Paducah is also hosting the “X Marks the Spot: Paducah Eclipse Festival,” from April 7-8, which will feature science demonstrations and art activities for adults and children, live music, and local vendors. 

If you’re looking to see more totality, Carbondale, Illinois is about an extra hour away. However, the city will experience four minutes and ten seconds of totality, almost the maximum amount viewable in the U.S. Carbondale is expected to be busy, with nearly 200,000 visitors viewing the 2017 solar eclipse in Southern Illinois.

Illinois Governor J.B. Pritzker said in a statement that his administration is working to ensure visitors can view the eclipse safely while supporting the local economy, saying “For those who want to experience the magic of a total solar eclipse, come to Illinois.”To guarantee space, you can reserve a campsite in Evergreen Park’s Campground for April 6-9.

Wherever you decide to view the eclipse, there are a few things to consider. For one, check the weather for the day of the eclipse. Make sure there isn’t total cloud cover forecasted for the site you plan to visit.

Additionally, a news release from the Kentucky Transportation Cabinet (KYTC) mentions that at least 150,000 people are projected to visit Kentucky, with 1 million travelers projected to drive through the state. Because of this, expect traffic congestion in the hours leading up to and after the eclipse. 

Traffic officials recommend leaving early and leaving late for the event, plus picking out a spot to view the eclipse beforehand. In addition, lines are expected at restaurants and other services, so consider packing snacks, water, and other essentials.

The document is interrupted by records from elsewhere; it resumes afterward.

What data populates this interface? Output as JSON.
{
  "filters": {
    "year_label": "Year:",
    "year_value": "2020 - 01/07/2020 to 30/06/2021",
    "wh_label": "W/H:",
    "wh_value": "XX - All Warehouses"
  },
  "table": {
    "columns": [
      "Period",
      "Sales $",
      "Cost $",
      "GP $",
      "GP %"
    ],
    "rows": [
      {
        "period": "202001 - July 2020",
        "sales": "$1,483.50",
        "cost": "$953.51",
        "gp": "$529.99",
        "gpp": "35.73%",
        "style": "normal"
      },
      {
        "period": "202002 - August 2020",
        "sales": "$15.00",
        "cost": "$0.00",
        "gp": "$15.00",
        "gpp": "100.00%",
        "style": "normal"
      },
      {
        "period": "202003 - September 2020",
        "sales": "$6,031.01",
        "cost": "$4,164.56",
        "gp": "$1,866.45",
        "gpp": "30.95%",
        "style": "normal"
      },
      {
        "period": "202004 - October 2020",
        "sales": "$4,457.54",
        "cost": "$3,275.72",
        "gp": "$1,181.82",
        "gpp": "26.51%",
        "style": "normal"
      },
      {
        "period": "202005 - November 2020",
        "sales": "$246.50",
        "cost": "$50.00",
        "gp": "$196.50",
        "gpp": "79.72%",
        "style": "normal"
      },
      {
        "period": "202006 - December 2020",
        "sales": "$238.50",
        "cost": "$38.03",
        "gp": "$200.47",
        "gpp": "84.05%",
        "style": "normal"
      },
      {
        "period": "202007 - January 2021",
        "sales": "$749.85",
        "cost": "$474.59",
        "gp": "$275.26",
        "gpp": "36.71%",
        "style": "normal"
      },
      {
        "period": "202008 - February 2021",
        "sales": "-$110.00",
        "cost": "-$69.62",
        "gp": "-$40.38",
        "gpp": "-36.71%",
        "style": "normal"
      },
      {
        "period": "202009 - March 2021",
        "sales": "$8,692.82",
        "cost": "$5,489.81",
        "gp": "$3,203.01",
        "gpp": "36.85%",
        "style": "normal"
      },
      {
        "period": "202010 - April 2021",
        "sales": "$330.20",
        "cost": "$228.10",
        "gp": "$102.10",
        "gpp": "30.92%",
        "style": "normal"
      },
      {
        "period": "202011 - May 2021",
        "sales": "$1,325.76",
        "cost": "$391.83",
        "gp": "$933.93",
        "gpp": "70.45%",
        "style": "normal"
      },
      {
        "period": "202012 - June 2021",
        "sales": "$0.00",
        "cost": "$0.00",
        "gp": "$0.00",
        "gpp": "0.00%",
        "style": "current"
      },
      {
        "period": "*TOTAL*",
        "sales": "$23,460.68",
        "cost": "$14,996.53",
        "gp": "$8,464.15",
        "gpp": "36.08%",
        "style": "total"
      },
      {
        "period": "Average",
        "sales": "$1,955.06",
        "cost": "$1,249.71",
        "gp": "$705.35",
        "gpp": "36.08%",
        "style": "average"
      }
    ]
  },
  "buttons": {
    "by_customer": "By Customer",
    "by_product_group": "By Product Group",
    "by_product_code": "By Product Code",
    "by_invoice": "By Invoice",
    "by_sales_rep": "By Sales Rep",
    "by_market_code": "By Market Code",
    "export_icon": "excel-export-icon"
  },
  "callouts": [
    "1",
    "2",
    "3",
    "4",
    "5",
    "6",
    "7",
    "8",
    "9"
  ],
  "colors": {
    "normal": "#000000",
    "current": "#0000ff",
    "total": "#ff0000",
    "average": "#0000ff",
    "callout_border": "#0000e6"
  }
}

For information about eclipse events in Kentucky, visit Kentucky Tourism’s guide here. For help planning an eclipse trip to Illinois, visit Enjoy Illinois’s guide here.